There's even virtual evidence of Thunder mania. On Twitter, more than a thousand folks have added a Thunder twibbon to their profile photo. That means a small Thunder logo now appears in the lower righthand corner of their picture.
The number of Thunder twibbons is double that of Cavaliers ones. Ditto for Spurs or Celtics.
Maybe it's the way the Thunder has responded this season after winning only 23 games a season ago. Perhaps it's the personality of the players or the youth of the franchise or the style of the game. Whatever the reason, this team is drawing people together.
Heck, Thunder fans are even being united by their sleep deprivation. The past four games in this playoff series have started no earlier than 8:30 p.m. Oklahoma time. That means games going until around midnight, and that means scores of bleary-eyed Oklahomans.
Jeremy Johnson is the student minister at First Baptist Church in Weatherford. After watching Saturday night's game on television — "I hooked the flat screen up outside ... and we sat around the fire pit, grilled burgers and watched the game" — he had to be at the church at 8 a.m.
His early-morning boost?
"Had two cups of coffee and a ham and cheese biscuit and prayed," he said. "Yes, Sunday morning was tough. But it was well worth it to watch the Thunder win."
Lanie James felt the same way. The Oklahoma City thirtysomething went to Saturday night's game, got home after midnight, then got up before 5 a.m. Sunday morning to run the half marathon in the Oklahoma City Memorial Marathon.
What's more, she beat her half-marathon time of a year ago by 13 minutes.
"I don't know how I did it," she said. "I credit the energy of Oklahoma City that weekend. It was absolutely one of the most incredible weekends to be a part of."
Like Johnson and James, Maija and Rob Vogel are battling sleep deprivation, too, but they are doing so on separate continents.
Maija and Rob met in Oklahoma City eight years ago when he was visiting a family he'd lived with as a foreign exchange student. They married four years ago, made their home in the city and even bought season tickets for the Thunder. The arrangement had just one hang-up — Rob had started a business in his native Holland before he ever met Maija.
He still travels to Holland regularly to manage the business but refuses to miss a Thunder game.
"So, every night the Thunder plays, I put a chair in front of the TV with my Mac on it and wait for my Skype to ring," Maija said.
Her laptop sends a streaming picture of the TV broadcast via the Internet to his laptop.
"I'm sure if my neighbors looked in my windows," Maija said, "they would think I am a mental patient high-fiving the computer."
That makes late nights for her but even later ones for him. Those games that start at 8:30 p.m. in Oklahoma start at 3:30 a.m. in Holland.
But they are sacrificing for the Thunder just like thousands of other Oklahomans are.
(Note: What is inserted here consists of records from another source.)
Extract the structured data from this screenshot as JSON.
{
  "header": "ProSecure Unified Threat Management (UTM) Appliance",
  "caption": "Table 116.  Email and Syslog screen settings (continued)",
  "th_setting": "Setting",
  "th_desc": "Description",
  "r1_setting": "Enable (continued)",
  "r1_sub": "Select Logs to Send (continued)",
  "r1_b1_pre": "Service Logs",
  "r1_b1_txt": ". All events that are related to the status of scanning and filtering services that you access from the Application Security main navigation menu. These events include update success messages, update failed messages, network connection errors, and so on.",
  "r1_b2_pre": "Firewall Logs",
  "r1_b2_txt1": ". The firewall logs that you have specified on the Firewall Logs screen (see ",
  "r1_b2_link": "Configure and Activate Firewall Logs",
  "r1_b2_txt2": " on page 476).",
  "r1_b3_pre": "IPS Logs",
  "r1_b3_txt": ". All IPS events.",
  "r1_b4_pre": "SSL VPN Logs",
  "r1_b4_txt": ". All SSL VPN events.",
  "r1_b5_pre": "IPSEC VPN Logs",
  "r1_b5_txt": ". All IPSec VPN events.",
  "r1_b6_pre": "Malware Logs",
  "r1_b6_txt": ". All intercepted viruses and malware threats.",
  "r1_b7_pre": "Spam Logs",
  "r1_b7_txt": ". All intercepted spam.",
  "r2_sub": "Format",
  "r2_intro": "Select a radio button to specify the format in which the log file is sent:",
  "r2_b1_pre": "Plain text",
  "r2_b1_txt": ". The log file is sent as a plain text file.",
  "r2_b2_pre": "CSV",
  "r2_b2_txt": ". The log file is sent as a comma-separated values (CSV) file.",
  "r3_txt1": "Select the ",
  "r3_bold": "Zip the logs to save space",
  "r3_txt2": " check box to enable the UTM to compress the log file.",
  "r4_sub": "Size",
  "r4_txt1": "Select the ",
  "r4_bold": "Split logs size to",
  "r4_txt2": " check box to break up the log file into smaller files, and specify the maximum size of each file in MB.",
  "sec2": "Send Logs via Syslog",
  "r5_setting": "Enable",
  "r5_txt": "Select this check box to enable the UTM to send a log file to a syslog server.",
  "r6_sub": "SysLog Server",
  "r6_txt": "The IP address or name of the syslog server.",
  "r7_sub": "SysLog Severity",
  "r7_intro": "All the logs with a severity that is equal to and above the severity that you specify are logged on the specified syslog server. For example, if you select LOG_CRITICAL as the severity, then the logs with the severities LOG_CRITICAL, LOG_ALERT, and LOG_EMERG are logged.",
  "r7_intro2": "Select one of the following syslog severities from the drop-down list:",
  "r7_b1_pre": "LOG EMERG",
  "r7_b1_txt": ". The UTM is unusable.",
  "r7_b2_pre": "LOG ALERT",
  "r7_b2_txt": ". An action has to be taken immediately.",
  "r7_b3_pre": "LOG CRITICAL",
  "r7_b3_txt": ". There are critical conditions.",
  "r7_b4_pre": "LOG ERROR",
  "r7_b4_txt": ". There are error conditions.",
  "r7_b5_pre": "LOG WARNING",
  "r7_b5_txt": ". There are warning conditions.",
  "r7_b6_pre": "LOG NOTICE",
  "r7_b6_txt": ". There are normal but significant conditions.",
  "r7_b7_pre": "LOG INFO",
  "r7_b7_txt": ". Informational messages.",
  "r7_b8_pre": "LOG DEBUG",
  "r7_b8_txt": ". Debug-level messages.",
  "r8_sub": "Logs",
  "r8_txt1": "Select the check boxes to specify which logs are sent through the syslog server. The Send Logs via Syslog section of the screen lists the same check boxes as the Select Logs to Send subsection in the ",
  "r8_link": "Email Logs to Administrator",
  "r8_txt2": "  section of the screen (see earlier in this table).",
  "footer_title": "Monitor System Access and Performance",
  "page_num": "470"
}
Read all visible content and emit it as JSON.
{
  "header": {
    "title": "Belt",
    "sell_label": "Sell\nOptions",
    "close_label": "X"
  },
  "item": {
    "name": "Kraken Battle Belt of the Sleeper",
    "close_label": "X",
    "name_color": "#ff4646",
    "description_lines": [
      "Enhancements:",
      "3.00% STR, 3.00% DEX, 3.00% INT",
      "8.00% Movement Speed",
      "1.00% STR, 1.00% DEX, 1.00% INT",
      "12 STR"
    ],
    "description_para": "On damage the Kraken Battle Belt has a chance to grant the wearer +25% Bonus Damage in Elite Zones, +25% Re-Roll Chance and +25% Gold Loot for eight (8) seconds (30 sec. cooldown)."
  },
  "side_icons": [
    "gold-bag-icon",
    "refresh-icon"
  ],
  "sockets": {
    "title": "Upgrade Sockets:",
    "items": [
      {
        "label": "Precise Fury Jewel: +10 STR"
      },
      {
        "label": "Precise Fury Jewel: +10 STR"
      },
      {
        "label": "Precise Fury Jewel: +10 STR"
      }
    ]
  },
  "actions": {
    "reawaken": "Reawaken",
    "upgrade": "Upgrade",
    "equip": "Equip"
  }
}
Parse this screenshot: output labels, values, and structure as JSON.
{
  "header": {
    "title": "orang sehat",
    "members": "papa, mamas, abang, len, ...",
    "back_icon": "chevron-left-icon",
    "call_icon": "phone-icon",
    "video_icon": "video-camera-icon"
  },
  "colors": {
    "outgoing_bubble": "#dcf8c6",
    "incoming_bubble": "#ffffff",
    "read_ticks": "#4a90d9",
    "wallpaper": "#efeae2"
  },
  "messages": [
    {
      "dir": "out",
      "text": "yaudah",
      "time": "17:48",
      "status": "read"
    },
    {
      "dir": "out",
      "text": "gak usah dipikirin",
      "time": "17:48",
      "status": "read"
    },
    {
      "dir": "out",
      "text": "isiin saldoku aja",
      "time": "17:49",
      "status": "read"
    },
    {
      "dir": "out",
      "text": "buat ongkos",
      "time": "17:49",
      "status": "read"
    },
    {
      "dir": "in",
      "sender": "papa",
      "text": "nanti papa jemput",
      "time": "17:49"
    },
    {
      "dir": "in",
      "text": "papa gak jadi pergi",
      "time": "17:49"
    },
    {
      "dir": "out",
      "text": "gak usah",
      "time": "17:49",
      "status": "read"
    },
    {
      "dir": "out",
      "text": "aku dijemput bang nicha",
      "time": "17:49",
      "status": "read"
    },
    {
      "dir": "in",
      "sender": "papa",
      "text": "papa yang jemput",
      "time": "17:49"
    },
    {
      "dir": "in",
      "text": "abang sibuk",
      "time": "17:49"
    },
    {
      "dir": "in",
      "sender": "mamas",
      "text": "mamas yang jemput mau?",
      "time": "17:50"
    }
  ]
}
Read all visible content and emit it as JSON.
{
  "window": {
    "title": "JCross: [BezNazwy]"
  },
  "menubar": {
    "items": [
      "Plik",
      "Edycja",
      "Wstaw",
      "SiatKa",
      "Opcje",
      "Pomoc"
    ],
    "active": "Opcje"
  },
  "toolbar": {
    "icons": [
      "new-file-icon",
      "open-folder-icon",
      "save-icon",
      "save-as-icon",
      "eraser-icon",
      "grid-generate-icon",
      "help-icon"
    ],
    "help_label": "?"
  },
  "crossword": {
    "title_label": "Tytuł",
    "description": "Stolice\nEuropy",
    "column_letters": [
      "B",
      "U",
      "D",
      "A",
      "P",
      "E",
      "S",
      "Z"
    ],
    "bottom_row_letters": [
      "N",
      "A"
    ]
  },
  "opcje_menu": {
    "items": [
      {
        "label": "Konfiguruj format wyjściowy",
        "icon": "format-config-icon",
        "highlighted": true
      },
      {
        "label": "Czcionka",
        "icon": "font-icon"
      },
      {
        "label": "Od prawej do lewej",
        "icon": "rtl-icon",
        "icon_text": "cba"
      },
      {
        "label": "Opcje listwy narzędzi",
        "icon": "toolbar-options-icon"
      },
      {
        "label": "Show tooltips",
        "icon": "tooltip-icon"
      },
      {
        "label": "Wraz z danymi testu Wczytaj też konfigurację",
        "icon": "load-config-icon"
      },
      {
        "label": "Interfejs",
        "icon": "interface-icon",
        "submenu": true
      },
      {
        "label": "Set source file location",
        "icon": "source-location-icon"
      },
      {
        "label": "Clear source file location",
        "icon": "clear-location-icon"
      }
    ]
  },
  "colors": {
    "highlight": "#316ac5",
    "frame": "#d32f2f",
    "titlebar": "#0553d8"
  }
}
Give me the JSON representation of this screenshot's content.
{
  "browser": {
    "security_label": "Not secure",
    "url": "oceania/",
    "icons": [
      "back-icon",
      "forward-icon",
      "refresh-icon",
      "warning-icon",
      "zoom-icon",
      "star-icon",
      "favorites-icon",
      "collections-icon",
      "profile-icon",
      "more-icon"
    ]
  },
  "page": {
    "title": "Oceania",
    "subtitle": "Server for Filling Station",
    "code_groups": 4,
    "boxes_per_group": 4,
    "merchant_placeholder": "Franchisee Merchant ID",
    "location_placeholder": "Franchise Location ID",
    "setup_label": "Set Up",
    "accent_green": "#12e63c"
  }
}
No one seems to mind it. No one seems to see it as a sacrifice really.
Folks want to be part of Thunder mania. This team has created a sense of community that is powerful. Unique. Special.
It's one more thing to celebrate.